**EXERCISE AIM:** Where a line of the entries holds the string "screenshot", copy that line.

BEGIN DATA LISTING

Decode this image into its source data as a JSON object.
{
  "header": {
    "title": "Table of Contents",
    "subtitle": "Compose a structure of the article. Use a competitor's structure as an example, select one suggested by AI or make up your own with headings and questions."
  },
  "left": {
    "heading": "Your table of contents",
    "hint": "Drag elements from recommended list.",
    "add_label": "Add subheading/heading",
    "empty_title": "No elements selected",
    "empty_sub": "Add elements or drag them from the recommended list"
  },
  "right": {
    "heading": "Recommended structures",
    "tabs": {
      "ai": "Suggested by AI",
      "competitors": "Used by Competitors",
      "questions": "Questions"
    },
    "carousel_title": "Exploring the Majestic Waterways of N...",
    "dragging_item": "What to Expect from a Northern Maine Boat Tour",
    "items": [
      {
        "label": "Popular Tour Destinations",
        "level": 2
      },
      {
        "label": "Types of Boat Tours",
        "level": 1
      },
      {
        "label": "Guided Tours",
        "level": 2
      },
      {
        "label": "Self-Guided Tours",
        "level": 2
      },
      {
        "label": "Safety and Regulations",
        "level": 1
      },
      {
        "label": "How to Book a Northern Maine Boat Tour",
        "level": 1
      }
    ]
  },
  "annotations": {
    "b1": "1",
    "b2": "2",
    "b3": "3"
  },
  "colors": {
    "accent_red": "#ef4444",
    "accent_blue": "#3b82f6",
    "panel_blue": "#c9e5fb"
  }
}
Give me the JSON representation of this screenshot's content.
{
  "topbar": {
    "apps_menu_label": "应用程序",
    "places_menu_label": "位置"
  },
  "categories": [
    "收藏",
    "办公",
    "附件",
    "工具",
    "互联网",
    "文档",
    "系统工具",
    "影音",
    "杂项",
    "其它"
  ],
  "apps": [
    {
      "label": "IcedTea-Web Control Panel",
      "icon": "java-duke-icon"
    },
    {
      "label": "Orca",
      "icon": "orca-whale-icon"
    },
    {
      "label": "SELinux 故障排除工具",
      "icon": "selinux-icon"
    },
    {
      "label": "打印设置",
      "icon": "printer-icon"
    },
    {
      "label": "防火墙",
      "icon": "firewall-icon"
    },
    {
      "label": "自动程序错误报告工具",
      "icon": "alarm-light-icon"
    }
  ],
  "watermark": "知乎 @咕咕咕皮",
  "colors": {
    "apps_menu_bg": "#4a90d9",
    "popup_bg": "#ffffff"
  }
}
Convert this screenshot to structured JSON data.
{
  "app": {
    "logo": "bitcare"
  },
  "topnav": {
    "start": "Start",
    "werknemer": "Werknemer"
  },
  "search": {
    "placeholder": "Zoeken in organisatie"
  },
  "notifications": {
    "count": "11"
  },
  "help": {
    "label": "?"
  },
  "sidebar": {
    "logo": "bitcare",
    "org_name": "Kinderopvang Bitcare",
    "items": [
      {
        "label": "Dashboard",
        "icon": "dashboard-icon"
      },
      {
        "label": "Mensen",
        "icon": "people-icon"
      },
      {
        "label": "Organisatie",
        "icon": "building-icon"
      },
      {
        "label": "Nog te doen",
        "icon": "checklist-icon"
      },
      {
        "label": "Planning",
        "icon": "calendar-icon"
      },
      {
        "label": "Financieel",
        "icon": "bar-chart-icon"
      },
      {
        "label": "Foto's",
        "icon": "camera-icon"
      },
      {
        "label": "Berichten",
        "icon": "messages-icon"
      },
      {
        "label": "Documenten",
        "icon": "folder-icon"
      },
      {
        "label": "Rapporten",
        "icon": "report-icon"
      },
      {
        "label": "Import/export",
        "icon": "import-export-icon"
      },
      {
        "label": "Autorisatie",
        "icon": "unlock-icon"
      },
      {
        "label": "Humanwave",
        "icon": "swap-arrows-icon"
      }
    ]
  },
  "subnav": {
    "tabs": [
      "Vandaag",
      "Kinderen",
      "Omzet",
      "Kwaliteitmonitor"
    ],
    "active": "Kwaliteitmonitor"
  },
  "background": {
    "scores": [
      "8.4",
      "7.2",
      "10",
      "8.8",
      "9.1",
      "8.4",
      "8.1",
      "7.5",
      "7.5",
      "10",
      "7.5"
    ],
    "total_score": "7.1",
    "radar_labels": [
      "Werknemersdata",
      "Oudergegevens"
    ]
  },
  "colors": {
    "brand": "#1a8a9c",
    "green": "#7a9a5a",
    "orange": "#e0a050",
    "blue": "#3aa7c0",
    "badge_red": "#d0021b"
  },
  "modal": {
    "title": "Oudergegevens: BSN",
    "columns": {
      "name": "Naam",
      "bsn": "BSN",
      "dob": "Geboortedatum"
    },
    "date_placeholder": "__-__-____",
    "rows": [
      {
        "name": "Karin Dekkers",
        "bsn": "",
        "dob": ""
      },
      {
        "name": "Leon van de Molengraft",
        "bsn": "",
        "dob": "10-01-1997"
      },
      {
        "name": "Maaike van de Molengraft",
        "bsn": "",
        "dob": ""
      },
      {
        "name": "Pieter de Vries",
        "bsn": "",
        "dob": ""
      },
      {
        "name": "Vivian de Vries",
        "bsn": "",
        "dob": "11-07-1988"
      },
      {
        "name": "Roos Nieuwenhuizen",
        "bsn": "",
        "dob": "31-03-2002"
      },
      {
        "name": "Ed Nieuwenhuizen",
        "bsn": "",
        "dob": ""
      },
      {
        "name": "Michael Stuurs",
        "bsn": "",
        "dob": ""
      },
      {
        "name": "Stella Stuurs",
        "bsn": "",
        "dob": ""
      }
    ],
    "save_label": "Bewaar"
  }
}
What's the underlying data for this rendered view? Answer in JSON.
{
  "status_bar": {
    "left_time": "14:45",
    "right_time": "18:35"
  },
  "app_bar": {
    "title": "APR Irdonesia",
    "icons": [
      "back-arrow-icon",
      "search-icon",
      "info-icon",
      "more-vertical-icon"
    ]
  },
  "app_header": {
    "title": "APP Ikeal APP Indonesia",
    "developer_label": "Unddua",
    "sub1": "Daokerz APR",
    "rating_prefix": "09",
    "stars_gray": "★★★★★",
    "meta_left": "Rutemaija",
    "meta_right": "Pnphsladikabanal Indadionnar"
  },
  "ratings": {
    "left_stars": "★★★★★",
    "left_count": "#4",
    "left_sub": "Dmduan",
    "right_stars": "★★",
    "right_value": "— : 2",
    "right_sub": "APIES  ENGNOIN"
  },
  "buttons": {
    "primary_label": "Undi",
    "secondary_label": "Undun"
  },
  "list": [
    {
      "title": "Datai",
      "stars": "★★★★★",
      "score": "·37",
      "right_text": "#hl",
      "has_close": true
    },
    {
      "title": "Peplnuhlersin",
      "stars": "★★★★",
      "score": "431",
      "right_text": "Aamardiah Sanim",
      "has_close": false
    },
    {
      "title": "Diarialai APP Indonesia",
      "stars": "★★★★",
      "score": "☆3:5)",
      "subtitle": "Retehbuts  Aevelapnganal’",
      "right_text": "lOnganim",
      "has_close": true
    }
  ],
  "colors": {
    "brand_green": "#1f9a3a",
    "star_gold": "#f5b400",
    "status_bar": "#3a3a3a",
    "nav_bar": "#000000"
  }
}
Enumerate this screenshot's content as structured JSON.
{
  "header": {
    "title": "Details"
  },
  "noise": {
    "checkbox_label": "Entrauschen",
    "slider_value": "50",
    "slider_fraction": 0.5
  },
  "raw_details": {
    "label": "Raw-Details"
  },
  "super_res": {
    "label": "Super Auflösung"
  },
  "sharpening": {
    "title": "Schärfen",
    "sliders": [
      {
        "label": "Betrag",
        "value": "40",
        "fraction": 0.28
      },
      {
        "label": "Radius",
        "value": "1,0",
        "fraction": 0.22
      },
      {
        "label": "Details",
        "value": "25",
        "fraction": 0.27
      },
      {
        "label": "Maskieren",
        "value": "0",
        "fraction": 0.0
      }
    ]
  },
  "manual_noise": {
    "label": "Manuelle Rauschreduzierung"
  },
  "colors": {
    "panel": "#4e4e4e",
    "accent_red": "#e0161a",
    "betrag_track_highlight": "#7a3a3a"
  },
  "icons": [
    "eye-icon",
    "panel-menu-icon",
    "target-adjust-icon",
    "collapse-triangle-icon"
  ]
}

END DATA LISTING

**ANSWER FOR THE TASK:**
Give me the JSON representation of this screenshot's content.
Convert this screenshot to structured JSON data.
Enumerate this screenshot's content as structured JSON.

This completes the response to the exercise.